Ngxukuma says: “We are not the Pam Goldings and Rawsons of the world – we do things differently here. We have systems that govern and that we understand … It is not easy for others to penetrate the market because they don’t understand how we do things – we have our own book.

“These developments are coming up everywhere … people are building with or without plans.

“The law moves too slowly and needs to catch-up with us. Through engagement with the formal sector, I can now encourage my clients to build right.

“I educate them that they are responsible for the health and safety of their occupants and that if anything happens on their erf, they are responsible … there is a responsibility beyond building and finding tenants … one just has to think of the building disaster in George recently – it has opened many eyes to responsible and formal building.”

The difference between the informal and the formal property sector is something the COCT is sensitive to as it tries to assist the sector to enter the formal economy.

The COCT is juggling many questions, says David Gardner, the team leader of the Programme Management Unit of the City of Cape Town’s Small Scale Rental Unit Mayoral Priority Programme.

For instance, “how do we change from regulating micro-developers out of existence to instead, guiding and assisting them through levels of public support so that the sector can become a formal housing submarket that develops housing on scale and assist to fill the gap?”

David Gardner, the team leader of the Programme Management Unit of the City of Cape Town’s Small Scale Rental Unit Mayoral Priority Programme

The developers need support as they are addressing some of the fundamental challenges facing the City of Cape Town, including rapid urbanisation, a shortage of affordable housing and poor economic growth, he says.

It is indeed a pivotal moment requiring a mind shift for both the micro-developers who are informal, in some instances, not regulated and, at times, non-compliant and the COCT which has been a by-the-book regulator.

Deputy Mayor Eddie Andrews says: “It is a big learning curve for all – the government is learning not to be a regulator but a supporter. There has been a huge realisation in the past 10 years that this is a viable system to provide decent affordable rental accommodation and create the most viable business echelon in the country.”

So important is the sector that the COCT recently made small-scale affordable rental a Mayoral Priority Programme and the mayor, Geordin Hill-Lewis, is often seen in the areas, visiting and talking to the micro-developers.

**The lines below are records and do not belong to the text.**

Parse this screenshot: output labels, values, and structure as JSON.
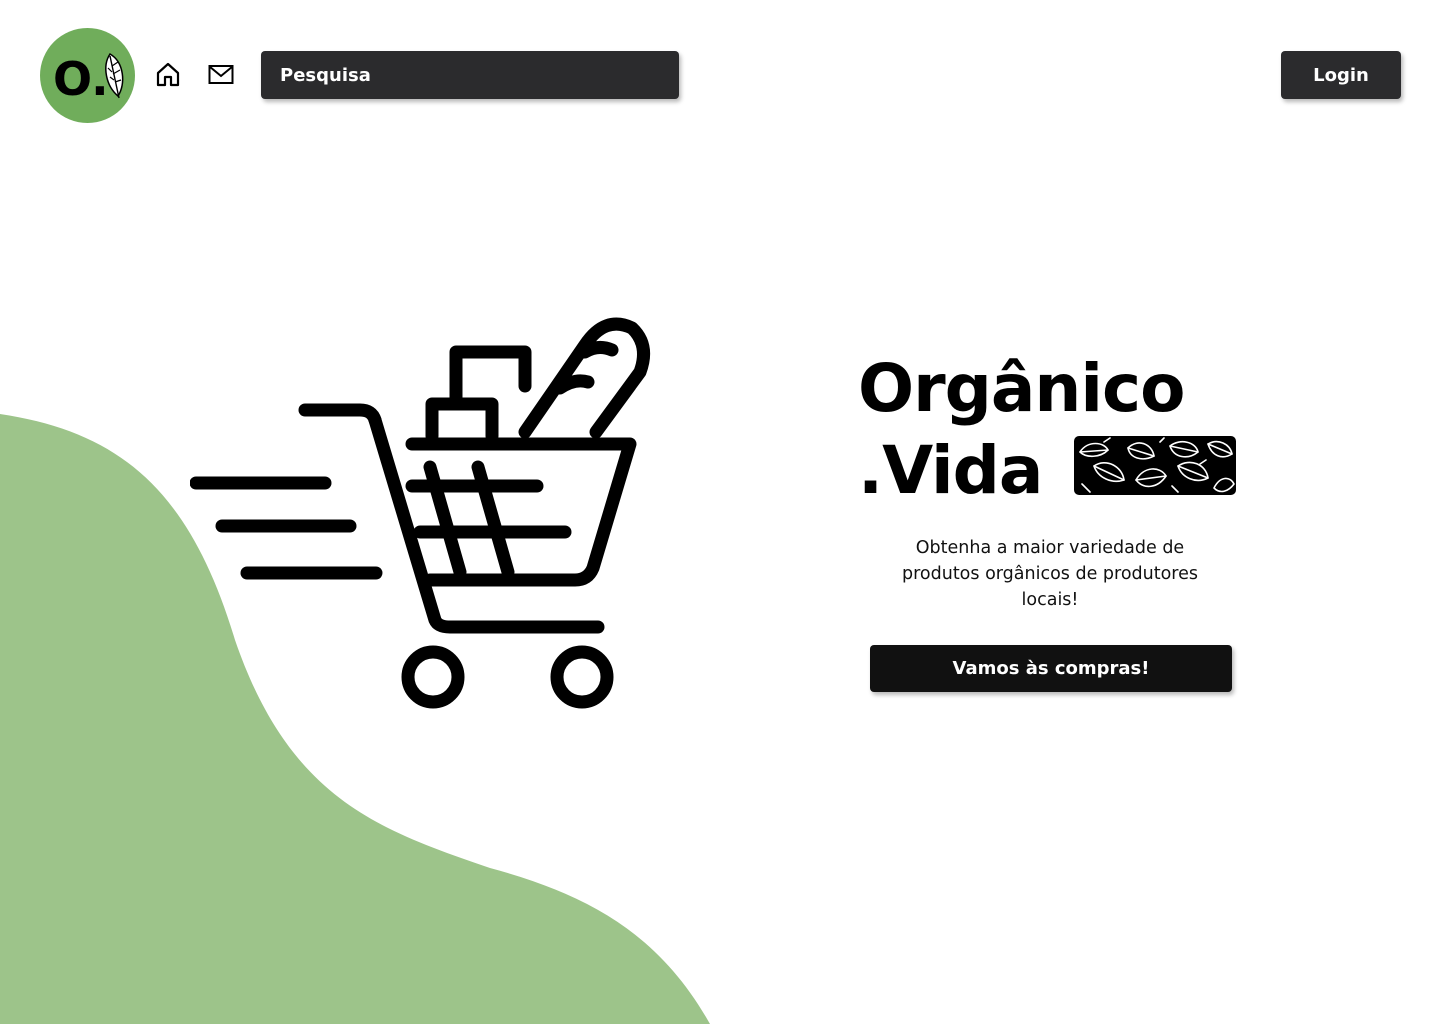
{
  "colors": {
    "accent_green": "#9dc48a",
    "logo_green": "#70ad5b",
    "dark_button": "#2b2b2d",
    "cta_button": "#111111",
    "text": "#000000",
    "background": "#ffffff"
  },
  "header": {
    "logo": {
      "text": "O.",
      "icon": "leaf-icon"
    },
    "nav_icons": [
      "home-icon",
      "mail-icon"
    ],
    "search": {
      "placeholder": "Pesquisa",
      "value": ""
    },
    "login_label": "Login"
  },
  "hero": {
    "illustration_icon": "shopping-cart-icon",
    "title_line1": "Orgânico",
    "title_line2": ".Vida",
    "subtitle": "Obtenha a maior variedade de produtos orgânicos de produtores locais!",
    "cta_label": "Vamos às compras!"
  }
}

Deputy Mayor Eddie Andrews, with micro-developer and owner, Zandile Nakani, Geordin Hill-Lewis, Executive Mayor of Cape Town and uMastandi Nomfundo Molemohi, Portfolio Manager during a walk-about last week looking at micro-developments in Eersterivier. Photographer Ayanda Ndamane / Independent Newspapers

Gardner says: “People are creating income opportunities. There are levels to regulations and we need to consider what those levels will be in these areas.”

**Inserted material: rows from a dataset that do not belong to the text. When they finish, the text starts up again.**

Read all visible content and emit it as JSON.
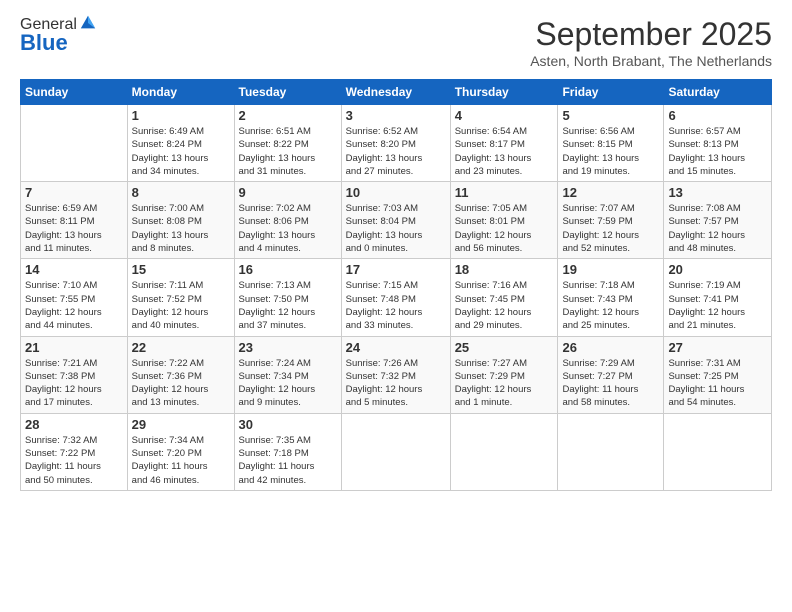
{
  "header": {
    "logo_line1": "General",
    "logo_line2": "Blue",
    "month_title": "September 2025",
    "subtitle": "Asten, North Brabant, The Netherlands"
  },
  "weekdays": [
    "Sunday",
    "Monday",
    "Tuesday",
    "Wednesday",
    "Thursday",
    "Friday",
    "Saturday"
  ],
  "weeks": [
    [
      {
        "day": "",
        "info": ""
      },
      {
        "day": "1",
        "info": "Sunrise: 6:49 AM\nSunset: 8:24 PM\nDaylight: 13 hours\nand 34 minutes."
      },
      {
        "day": "2",
        "info": "Sunrise: 6:51 AM\nSunset: 8:22 PM\nDaylight: 13 hours\nand 31 minutes."
      },
      {
        "day": "3",
        "info": "Sunrise: 6:52 AM\nSunset: 8:20 PM\nDaylight: 13 hours\nand 27 minutes."
      },
      {
        "day": "4",
        "info": "Sunrise: 6:54 AM\nSunset: 8:17 PM\nDaylight: 13 hours\nand 23 minutes."
      },
      {
        "day": "5",
        "info": "Sunrise: 6:56 AM\nSunset: 8:15 PM\nDaylight: 13 hours\nand 19 minutes."
      },
      {
        "day": "6",
        "info": "Sunrise: 6:57 AM\nSunset: 8:13 PM\nDaylight: 13 hours\nand 15 minutes."
      }
    ],
    [
      {
        "day": "7",
        "info": "Sunrise: 6:59 AM\nSunset: 8:11 PM\nDaylight: 13 hours\nand 11 minutes."
      },
      {
        "day": "8",
        "info": "Sunrise: 7:00 AM\nSunset: 8:08 PM\nDaylight: 13 hours\nand 8 minutes."
      },
      {
        "day": "9",
        "info": "Sunrise: 7:02 AM\nSunset: 8:06 PM\nDaylight: 13 hours\nand 4 minutes."
      },
      {
        "day": "10",
        "info": "Sunrise: 7:03 AM\nSunset: 8:04 PM\nDaylight: 13 hours\nand 0 minutes."
      },
      {
        "day": "11",
        "info": "Sunrise: 7:05 AM\nSunset: 8:01 PM\nDaylight: 12 hours\nand 56 minutes."
      },
      {
        "day": "12",
        "info": "Sunrise: 7:07 AM\nSunset: 7:59 PM\nDaylight: 12 hours\nand 52 minutes."
      },
      {
        "day": "13",
        "info": "Sunrise: 7:08 AM\nSunset: 7:57 PM\nDaylight: 12 hours\nand 48 minutes."
      }
    ],
    [
      {
        "day": "14",
        "info": "Sunrise: 7:10 AM\nSunset: 7:55 PM\nDaylight: 12 hours\nand 44 minutes."
      },
      {
        "day": "15",
        "info": "Sunrise: 7:11 AM\nSunset: 7:52 PM\nDaylight: 12 hours\nand 40 minutes."
      },
      {
        "day": "16",
        "info": "Sunrise: 7:13 AM\nSunset: 7:50 PM\nDaylight: 12 hours\nand 37 minutes."
      },
      {
        "day": "17",
        "info": "Sunrise: 7:15 AM\nSunset: 7:48 PM\nDaylight: 12 hours\nand 33 minutes."
      },
      {
        "day": "18",
        "info": "Sunrise: 7:16 AM\nSunset: 7:45 PM\nDaylight: 12 hours\nand 29 minutes."
      },
      {
        "day": "19",
        "info": "Sunrise: 7:18 AM\nSunset: 7:43 PM\nDaylight: 12 hours\nand 25 minutes."
      },
      {
        "day": "20",
        "info": "Sunrise: 7:19 AM\nSunset: 7:41 PM\nDaylight: 12 hours\nand 21 minutes."
      }
    ],
    [
      {
        "day": "21",
        "info": "Sunrise: 7:21 AM\nSunset: 7:38 PM\nDaylight: 12 hours\nand 17 minutes."
      },
      {
        "day": "22",
        "info": "Sunrise: 7:22 AM\nSunset: 7:36 PM\nDaylight: 12 hours\nand 13 minutes."
      },
      {
        "day": "23",
        "info": "Sunrise: 7:24 AM\nSunset: 7:34 PM\nDaylight: 12 hours\nand 9 minutes."
      },
      {
        "day": "24",
        "info": "Sunrise: 7:26 AM\nSunset: 7:32 PM\nDaylight: 12 hours\nand 5 minutes."
      },
      {
        "day": "25",
        "info": "Sunrise: 7:27 AM\nSunset: 7:29 PM\nDaylight: 12 hours\nand 1 minute."
      },
      {
        "day": "26",
        "info": "Sunrise: 7:29 AM\nSunset: 7:27 PM\nDaylight: 11 hours\nand 58 minutes."
      },
      {
        "day": "27",
        "info": "Sunrise: 7:31 AM\nSunset: 7:25 PM\nDaylight: 11 hours\nand 54 minutes."
      }
    ],
    [
      {
        "day": "28",
        "info": "Sunrise: 7:32 AM\nSunset: 7:22 PM\nDaylight: 11 hours\nand 50 minutes."
      },
      {
        "day": "29",
        "info": "Sunrise: 7:34 AM\nSunset: 7:20 PM\nDaylight: 11 hours\nand 46 minutes."
      },
      {
        "day": "30",
        "info": "Sunrise: 7:35 AM\nSunset: 7:18 PM\nDaylight: 11 hours\nand 42 minutes."
      },
      {
        "day": "",
        "info": ""
      },
      {
        "day": "",
        "info": ""
      },
      {
        "day": "",
        "info": ""
      },
      {
        "day": "",
        "info": ""
      }
    ]
  ]
}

It is true; the city is thinking more laterally and working hard to change the approach towards the market, including ensuring municipal by-laws are relevant.

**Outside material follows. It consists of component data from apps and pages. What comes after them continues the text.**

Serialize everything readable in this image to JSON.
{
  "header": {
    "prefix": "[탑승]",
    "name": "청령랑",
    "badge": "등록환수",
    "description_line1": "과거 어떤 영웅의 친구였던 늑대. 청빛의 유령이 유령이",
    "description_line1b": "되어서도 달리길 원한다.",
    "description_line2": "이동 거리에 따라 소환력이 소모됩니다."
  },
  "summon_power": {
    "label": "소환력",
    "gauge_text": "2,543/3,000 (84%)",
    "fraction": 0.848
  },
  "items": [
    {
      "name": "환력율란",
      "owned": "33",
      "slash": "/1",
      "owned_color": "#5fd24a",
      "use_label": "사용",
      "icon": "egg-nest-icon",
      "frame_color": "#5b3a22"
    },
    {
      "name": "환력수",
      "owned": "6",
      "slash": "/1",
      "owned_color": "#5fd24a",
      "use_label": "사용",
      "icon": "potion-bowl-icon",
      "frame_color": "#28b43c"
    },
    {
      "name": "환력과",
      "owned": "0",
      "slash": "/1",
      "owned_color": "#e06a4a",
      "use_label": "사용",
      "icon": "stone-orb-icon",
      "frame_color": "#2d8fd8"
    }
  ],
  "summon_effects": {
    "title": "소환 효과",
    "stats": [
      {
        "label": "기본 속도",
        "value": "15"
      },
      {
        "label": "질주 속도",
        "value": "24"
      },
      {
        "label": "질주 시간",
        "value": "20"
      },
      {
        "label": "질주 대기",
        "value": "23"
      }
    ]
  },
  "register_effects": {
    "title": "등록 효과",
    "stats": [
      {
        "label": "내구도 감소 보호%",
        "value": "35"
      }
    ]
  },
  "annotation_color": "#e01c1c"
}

The results of 10 different work streams within the City, which are working on how to better support and guide the market into an important housing deliverer and city shaper, are being finalised and will be implemented as early as next year.

To ease the path from non-compliance to compliance, something the DAG is striving towards for the sector, the COCT has been amending municipal by-laws to better accommodate micro-developers. A notable development is the implementation of a R20 million subsidy fund to assist developers in paying development charges, a significant financial barrier.

The COCT will introduce prototypical plans for developers once the municipal planning bylaw changes come into effect. The plans, vetted by various city departments, will streamline the approval process, significantly reducing the time and bureaucratic hurdles traditionally involved.

The City recognises the power of the sector to deliver housing and densify and also takes note of its duty to ensure property developments don’t infringe on other’s property rights, health and safety.

One thing is for sure: the informal sector is thriving.